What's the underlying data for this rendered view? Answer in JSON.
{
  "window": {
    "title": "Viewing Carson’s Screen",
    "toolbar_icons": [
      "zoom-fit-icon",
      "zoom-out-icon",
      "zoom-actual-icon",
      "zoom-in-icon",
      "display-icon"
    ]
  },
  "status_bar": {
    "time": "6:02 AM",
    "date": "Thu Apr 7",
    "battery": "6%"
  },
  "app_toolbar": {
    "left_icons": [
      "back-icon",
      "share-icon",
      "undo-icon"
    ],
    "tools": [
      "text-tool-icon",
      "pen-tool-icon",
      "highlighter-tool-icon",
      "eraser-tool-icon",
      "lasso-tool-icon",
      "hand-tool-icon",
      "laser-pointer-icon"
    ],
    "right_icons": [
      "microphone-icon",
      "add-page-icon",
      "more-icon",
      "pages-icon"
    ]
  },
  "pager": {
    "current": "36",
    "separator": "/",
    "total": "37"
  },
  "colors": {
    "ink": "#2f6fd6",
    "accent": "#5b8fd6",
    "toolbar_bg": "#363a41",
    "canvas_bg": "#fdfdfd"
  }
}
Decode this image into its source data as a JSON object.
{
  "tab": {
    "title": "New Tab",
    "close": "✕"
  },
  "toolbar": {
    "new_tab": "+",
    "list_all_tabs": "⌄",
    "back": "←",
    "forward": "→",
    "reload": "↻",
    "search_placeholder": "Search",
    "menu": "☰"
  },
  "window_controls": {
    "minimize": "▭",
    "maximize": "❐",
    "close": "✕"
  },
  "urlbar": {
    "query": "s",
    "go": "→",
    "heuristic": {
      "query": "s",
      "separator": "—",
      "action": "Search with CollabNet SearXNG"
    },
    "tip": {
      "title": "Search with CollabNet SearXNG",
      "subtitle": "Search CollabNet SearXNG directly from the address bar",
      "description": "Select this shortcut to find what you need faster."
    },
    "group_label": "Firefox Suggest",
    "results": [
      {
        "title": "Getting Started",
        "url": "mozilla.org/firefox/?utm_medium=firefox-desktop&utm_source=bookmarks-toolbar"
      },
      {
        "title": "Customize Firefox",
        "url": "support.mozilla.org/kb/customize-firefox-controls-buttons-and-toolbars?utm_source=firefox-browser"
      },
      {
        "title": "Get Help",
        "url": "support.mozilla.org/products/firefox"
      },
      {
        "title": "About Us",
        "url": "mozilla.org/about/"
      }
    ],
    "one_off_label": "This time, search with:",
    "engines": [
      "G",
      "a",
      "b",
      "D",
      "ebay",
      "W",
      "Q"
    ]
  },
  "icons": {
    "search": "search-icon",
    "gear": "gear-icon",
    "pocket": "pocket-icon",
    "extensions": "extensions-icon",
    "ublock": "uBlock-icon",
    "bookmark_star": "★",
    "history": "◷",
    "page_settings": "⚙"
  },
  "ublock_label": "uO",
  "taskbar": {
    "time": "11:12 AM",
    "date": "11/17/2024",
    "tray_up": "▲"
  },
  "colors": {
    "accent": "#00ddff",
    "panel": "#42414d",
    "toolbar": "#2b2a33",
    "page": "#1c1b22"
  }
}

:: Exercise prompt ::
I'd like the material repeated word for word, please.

:: Reply ::
What's the underlying data for this rendered view? Answer in JSON.
{
  "window": {
    "title": "Viewing Carson’s Screen",
    "toolbar_icons": [
      "zoom-fit-icon",
      "zoom-out-icon",
      "zoom-actual-icon",
      "zoom-in-icon",
      "display-icon"
    ]
  },
  "status_bar": {
    "time": "6:02 AM",
    "date": "Thu Apr 7",
    "battery": "6%"
  },
  "app_toolbar": {
    "left_icons": [
      "back-icon",
      "share-icon",
      "undo-icon"
    ],
    "tools": [
      "text-tool-icon",
      "pen-tool-icon",
      "highlighter-tool-icon",
      "eraser-tool-icon",
      "lasso-tool-icon",
      "hand-tool-icon",
      "laser-pointer-icon"
    ],
    "right_icons": [
      "microphone-icon",
      "add-page-icon",
      "more-icon",
      "pages-icon"
    ]
  },
  "pager": {
    "current": "36",
    "separator": "/",
    "total": "37"
  },
  "colors": {
    "ink": "#2f6fd6",
    "accent": "#5b8fd6",
    "toolbar_bg": "#363a41",
    "canvas_bg": "#fdfdfd"
  }
}
Decode this image into its source data as a JSON object.
{
  "tab": {
    "title": "New Tab",
    "close": "✕"
  },
  "toolbar": {
    "new_tab": "+",
    "list_all_tabs": "⌄",
    "back": "←",
    "forward": "→",
    "reload": "↻",
    "search_placeholder": "Search",
    "menu": "☰"
  },
  "window_controls": {
    "minimize": "▭",
    "maximize": "❐",
    "close": "✕"
  },
  "urlbar": {
    "query": "s",
    "go": "→",
    "heuristic": {
      "query": "s",
      "separator": "—",
      "action": "Search with CollabNet SearXNG"
    },
    "tip": {
      "title": "Search with CollabNet SearXNG",
      "subtitle": "Search CollabNet SearXNG directly from the address bar",
      "description": "Select this shortcut to find what you need faster."
    },
    "group_label": "Firefox Suggest",
    "results": [
      {
        "title": "Getting Started",
        "url": "mozilla.org/firefox/?utm_medium=firefox-desktop&utm_source=bookmarks-toolbar"
      },
      {
        "title": "Customize Firefox",
        "url": "support.mozilla.org/kb/customize-firefox-controls-buttons-and-toolbars?utm_source=firefox-browser"
      },
      {
        "title": "Get Help",
        "url": "support.mozilla.org/products/firefox"
      },
      {
        "title": "About Us",
        "url": "mozilla.org/about/"
      }
    ],
    "one_off_label": "This time, search with:",
    "engines": [
      "G",
      "a",
      "b",
      "D",
      "ebay",
      "W",
      "Q"
    ]
  },
  "icons": {
    "search": "search-icon",
    "gear": "gear-icon",
    "pocket": "pocket-icon",
    "extensions": "extensions-icon",
    "ublock": "uBlock-icon",
    "bookmark_star": "★",
    "history": "◷",
    "page_settings": "⚙"
  },
  "ublock_label": "uO",
  "taskbar": {
    "time": "11:12 AM",
    "date": "11/17/2024",
    "tray_up": "▲"
  },
  "colors": {
    "accent": "#00ddff",
    "panel": "#42414d",
    "toolbar": "#2b2a33",
    "page": "#1c1b22"
  }
}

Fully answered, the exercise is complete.